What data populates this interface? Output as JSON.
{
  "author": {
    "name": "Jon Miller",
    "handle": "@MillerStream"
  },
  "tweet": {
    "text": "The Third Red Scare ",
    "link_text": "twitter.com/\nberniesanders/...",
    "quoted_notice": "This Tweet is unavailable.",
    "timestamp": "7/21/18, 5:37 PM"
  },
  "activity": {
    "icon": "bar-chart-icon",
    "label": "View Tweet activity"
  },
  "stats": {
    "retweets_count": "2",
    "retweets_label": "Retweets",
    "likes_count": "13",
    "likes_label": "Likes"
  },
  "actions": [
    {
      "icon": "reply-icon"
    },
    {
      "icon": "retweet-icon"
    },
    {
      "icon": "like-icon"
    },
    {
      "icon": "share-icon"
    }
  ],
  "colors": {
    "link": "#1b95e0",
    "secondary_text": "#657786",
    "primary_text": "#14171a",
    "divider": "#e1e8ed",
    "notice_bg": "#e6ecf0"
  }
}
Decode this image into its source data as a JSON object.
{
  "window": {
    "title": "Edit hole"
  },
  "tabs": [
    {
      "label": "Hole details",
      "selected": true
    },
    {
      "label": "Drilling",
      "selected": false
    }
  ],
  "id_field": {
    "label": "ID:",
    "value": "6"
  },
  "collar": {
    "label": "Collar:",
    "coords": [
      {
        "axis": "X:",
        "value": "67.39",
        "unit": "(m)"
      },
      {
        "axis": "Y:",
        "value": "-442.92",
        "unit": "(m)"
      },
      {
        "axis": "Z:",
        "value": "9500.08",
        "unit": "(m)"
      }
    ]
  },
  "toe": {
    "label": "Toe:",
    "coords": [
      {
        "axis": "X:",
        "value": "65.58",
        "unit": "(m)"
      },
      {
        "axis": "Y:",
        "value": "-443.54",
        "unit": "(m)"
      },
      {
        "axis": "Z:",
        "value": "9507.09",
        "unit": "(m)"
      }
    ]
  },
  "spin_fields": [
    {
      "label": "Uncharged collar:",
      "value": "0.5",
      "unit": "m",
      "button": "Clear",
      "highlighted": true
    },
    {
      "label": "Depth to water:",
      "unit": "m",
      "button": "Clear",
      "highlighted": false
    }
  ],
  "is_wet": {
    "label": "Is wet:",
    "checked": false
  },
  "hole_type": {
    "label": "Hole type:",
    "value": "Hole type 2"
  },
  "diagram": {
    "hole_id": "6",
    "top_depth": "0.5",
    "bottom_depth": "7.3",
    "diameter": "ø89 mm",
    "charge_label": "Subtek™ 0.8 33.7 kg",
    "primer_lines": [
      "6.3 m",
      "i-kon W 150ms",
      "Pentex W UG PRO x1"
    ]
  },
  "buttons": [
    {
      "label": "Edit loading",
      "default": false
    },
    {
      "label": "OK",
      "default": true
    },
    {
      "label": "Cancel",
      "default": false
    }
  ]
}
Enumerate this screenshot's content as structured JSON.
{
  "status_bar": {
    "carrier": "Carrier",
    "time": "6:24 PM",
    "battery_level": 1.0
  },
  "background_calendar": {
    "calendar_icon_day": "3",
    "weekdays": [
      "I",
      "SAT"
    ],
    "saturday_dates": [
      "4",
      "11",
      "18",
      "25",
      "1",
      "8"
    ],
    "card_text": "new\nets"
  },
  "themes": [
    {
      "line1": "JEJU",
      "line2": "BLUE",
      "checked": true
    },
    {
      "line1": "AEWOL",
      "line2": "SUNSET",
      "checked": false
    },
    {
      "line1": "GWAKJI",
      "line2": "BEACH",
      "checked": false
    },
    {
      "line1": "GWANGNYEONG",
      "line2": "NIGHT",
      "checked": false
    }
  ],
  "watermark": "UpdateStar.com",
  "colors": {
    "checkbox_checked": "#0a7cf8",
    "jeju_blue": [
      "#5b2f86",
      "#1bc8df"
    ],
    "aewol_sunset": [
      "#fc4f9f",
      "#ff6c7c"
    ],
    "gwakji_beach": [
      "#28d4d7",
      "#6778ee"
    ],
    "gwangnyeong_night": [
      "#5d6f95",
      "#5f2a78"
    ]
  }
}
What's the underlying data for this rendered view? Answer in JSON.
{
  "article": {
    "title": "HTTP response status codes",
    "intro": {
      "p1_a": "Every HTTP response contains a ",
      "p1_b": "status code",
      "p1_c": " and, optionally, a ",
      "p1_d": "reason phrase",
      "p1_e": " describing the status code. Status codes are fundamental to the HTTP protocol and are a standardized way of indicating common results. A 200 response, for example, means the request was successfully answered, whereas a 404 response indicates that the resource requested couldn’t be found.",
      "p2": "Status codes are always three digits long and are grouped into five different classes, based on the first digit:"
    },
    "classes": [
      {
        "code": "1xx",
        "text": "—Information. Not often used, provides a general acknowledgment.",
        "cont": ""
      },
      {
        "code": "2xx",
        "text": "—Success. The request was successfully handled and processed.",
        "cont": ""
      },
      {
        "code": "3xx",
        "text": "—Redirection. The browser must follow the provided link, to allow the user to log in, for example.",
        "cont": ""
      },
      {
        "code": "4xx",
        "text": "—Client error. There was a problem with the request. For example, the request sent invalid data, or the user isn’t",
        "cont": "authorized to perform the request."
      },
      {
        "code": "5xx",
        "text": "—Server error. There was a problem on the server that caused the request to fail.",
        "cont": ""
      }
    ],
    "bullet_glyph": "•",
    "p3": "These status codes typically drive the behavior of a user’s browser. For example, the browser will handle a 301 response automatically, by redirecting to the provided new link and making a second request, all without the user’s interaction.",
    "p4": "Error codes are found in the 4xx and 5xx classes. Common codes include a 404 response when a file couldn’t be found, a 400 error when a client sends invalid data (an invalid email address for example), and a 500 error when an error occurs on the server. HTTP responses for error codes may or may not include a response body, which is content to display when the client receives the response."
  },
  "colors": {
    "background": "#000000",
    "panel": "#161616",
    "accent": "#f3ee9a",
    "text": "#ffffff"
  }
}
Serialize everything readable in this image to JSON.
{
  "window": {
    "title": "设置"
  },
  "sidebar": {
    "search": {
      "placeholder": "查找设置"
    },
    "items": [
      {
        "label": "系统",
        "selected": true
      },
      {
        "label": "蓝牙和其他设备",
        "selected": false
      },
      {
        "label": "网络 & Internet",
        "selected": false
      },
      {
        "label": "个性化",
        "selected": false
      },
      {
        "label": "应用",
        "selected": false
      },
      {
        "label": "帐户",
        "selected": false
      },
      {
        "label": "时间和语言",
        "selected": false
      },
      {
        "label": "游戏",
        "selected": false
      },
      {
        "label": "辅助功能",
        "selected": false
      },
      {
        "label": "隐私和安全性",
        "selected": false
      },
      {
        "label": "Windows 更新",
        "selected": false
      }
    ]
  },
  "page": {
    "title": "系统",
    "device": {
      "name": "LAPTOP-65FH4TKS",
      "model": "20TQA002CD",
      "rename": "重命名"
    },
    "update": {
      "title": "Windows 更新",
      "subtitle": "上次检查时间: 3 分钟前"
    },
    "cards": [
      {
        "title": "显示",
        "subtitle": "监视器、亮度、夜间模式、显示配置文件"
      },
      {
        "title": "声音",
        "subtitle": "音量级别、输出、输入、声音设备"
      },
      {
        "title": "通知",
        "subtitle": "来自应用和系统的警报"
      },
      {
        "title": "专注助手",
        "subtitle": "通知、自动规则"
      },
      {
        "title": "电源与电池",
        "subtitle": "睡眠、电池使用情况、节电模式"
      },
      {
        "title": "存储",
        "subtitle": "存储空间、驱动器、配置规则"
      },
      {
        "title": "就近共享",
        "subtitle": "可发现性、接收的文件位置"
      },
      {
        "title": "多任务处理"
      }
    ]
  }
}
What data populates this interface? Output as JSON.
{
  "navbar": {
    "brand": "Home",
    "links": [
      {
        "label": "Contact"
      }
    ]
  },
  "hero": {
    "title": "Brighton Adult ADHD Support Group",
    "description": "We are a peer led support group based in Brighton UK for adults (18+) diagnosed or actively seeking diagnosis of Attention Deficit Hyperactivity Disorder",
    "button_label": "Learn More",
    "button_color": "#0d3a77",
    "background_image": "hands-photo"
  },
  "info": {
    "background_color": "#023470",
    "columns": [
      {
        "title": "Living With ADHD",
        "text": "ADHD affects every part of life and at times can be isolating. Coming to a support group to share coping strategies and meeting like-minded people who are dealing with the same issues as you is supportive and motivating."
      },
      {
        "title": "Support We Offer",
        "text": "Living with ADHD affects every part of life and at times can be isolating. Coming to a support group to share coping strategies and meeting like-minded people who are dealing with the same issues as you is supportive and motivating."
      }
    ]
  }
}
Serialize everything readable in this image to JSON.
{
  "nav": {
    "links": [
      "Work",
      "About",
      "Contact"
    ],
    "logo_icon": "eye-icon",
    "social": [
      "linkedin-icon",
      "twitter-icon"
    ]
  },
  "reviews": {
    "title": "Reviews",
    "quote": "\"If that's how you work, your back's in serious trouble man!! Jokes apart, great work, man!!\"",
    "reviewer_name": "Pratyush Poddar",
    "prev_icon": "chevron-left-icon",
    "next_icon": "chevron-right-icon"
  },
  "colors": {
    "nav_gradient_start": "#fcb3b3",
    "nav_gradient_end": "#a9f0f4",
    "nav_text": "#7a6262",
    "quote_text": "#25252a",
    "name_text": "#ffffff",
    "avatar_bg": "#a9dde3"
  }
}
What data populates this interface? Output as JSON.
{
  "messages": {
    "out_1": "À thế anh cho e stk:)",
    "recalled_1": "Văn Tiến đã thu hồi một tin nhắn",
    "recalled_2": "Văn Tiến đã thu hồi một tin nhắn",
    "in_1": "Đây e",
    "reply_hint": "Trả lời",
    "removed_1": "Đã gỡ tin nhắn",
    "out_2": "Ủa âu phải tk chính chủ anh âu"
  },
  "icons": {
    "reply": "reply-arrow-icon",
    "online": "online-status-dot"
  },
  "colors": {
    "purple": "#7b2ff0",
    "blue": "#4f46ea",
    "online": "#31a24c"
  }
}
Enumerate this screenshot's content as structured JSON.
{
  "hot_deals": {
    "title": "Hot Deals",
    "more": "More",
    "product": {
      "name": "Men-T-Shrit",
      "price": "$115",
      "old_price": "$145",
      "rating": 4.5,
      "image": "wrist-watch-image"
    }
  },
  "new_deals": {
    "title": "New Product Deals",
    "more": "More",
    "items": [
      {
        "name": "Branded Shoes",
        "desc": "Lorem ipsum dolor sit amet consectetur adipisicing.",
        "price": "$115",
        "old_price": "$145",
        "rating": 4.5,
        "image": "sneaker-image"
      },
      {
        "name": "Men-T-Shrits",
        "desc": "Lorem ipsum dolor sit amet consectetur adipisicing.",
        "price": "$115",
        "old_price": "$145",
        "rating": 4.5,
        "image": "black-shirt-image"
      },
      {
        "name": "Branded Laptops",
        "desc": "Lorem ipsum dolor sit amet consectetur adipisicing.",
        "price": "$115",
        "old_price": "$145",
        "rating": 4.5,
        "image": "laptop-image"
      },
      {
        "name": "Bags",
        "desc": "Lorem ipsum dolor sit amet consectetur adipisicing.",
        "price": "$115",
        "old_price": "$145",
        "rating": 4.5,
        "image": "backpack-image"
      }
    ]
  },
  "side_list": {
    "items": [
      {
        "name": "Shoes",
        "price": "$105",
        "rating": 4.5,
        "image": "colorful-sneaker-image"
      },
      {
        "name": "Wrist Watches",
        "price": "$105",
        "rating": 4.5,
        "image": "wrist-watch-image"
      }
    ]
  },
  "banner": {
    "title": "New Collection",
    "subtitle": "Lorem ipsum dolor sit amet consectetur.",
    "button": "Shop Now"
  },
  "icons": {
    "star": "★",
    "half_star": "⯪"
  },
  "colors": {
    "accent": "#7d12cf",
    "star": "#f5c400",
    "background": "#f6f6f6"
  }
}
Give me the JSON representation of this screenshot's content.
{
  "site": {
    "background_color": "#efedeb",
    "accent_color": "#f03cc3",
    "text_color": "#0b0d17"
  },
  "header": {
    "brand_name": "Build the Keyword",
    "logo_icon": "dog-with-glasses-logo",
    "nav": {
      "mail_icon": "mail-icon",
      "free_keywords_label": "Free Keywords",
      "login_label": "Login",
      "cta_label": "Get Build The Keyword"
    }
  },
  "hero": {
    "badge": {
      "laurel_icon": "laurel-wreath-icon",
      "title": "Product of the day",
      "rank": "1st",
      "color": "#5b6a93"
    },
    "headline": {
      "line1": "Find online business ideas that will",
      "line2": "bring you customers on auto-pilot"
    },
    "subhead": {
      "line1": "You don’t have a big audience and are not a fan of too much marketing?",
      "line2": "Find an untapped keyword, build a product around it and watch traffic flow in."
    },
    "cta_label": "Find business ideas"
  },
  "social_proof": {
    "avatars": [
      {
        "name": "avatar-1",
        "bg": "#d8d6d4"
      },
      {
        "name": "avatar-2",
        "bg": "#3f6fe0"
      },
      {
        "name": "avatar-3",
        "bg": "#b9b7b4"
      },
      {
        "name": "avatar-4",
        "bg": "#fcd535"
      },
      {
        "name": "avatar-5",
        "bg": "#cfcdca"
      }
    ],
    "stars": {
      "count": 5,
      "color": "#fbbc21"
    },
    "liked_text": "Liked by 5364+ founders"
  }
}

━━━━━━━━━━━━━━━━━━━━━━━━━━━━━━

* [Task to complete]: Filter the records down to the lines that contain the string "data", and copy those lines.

* [Output for this task]:
What data populates this interface? Output as JSON.
Decode this image into its source data as a JSON object.
What's the underlying data for this rendered view? Answer in JSON.
        "text": "—Client error. There was a problem with the request. For example, the request sent invalid data, or the user isn’t",
    "p4": "Error codes are found in the 4xx and 5xx classes. Common codes include a 404 response when a file couldn’t be found, a 400 error when a client sends invalid data (an invalid email address for example), and a 500 error when an error occurs on the server. HTTP responses for error codes may or may not include a response body, which is content to display when the client receives the response."
What data populates this interface? Output as JSON.
What data populates this interface? Output as JSON.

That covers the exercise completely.